[EXERCISE INSTRUCTIONS] The full set of lines below has to be duplicated exactly, with no picture kept.

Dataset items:
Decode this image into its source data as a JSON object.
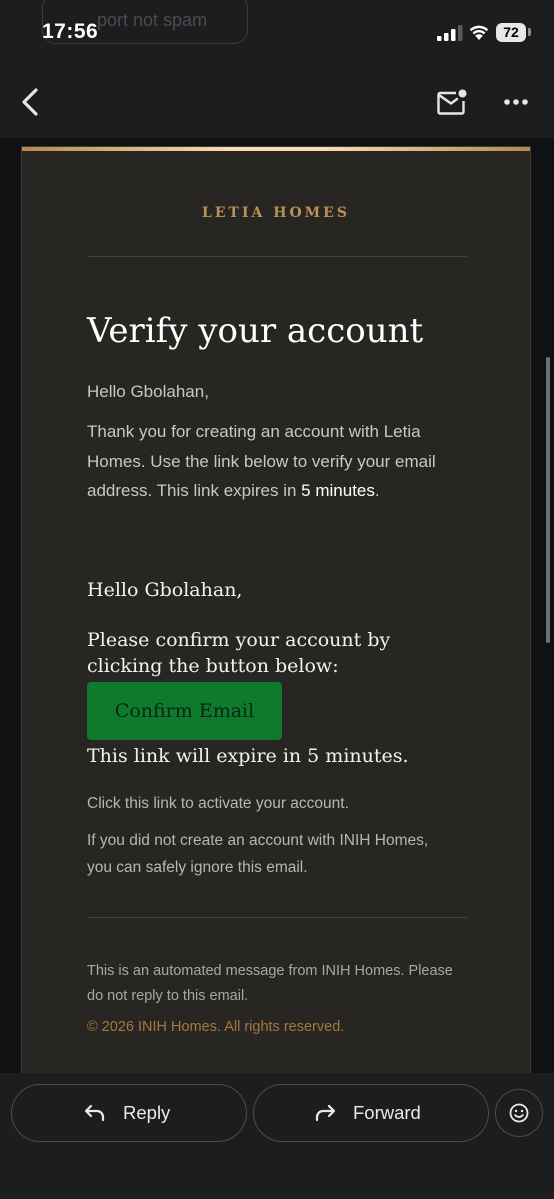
{
  "status_bar": {
    "time": "17:56",
    "battery": "72",
    "ghost_text": "port not spam"
  },
  "email": {
    "brand": "LETIA HOMES",
    "title": "Verify your account",
    "greeting": "Hello Gbolahan,",
    "intro_before": "Thank you for creating an account with Letia Homes. Use the link below to verify your email address. This link expires in ",
    "intro_minutes": "5 minutes",
    "intro_after": ".",
    "greeting2": "Hello Gbolahan,",
    "confirm_prompt": "Please confirm your account by clicking the button below:",
    "confirm_button": "Confirm Email",
    "expire_note": "This link will expire in 5 minutes.",
    "activate_note": "Click this link to activate your account.",
    "ignore_note": "If you did not create an account with INIH Homes, you can safely ignore this email.",
    "footer_note": "This is an automated message from INIH Homes. Please do not reply to this email.",
    "copyright": "© 2026 INIH Homes. All rights reserved."
  },
  "actions": {
    "reply": "Reply",
    "forward": "Forward"
  },
  "icons": {
    "back": "back-arrow-icon",
    "mark_unread": "mark-unread-mail-icon",
    "more": "more-options-icon",
    "reply": "reply-icon",
    "forward": "forward-icon",
    "emoji": "emoji-reaction-icon"
  },
  "colors": {
    "brand_gold": "#b89253",
    "confirm_button": "#0e7a2e",
    "copyright": "#a6783c",
    "card_background": "#272623"
  }
}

[RESPONSE BELOW]
Decode this image into its source data as a JSON object.
{
  "status_bar": {
    "time": "17:56",
    "battery": "72",
    "ghost_text": "port not spam"
  },
  "email": {
    "brand": "LETIA HOMES",
    "title": "Verify your account",
    "greeting": "Hello Gbolahan,",
    "intro_before": "Thank you for creating an account with Letia Homes. Use the link below to verify your email address. This link expires in ",
    "intro_minutes": "5 minutes",
    "intro_after": ".",
    "greeting2": "Hello Gbolahan,",
    "confirm_prompt": "Please confirm your account by clicking the button below:",
    "confirm_button": "Confirm Email",
    "expire_note": "This link will expire in 5 minutes.",
    "activate_note": "Click this link to activate your account.",
    "ignore_note": "If you did not create an account with INIH Homes, you can safely ignore this email.",
    "footer_note": "This is an automated message from INIH Homes. Please do not reply to this email.",
    "copyright": "© 2026 INIH Homes. All rights reserved."
  },
  "actions": {
    "reply": "Reply",
    "forward": "Forward"
  },
  "icons": {
    "back": "back-arrow-icon",
    "mark_unread": "mark-unread-mail-icon",
    "more": "more-options-icon",
    "reply": "reply-icon",
    "forward": "forward-icon",
    "emoji": "emoji-reaction-icon"
  },
  "colors": {
    "brand_gold": "#b89253",
    "confirm_button": "#0e7a2e",
    "copyright": "#a6783c",
    "card_background": "#272623"
  }
}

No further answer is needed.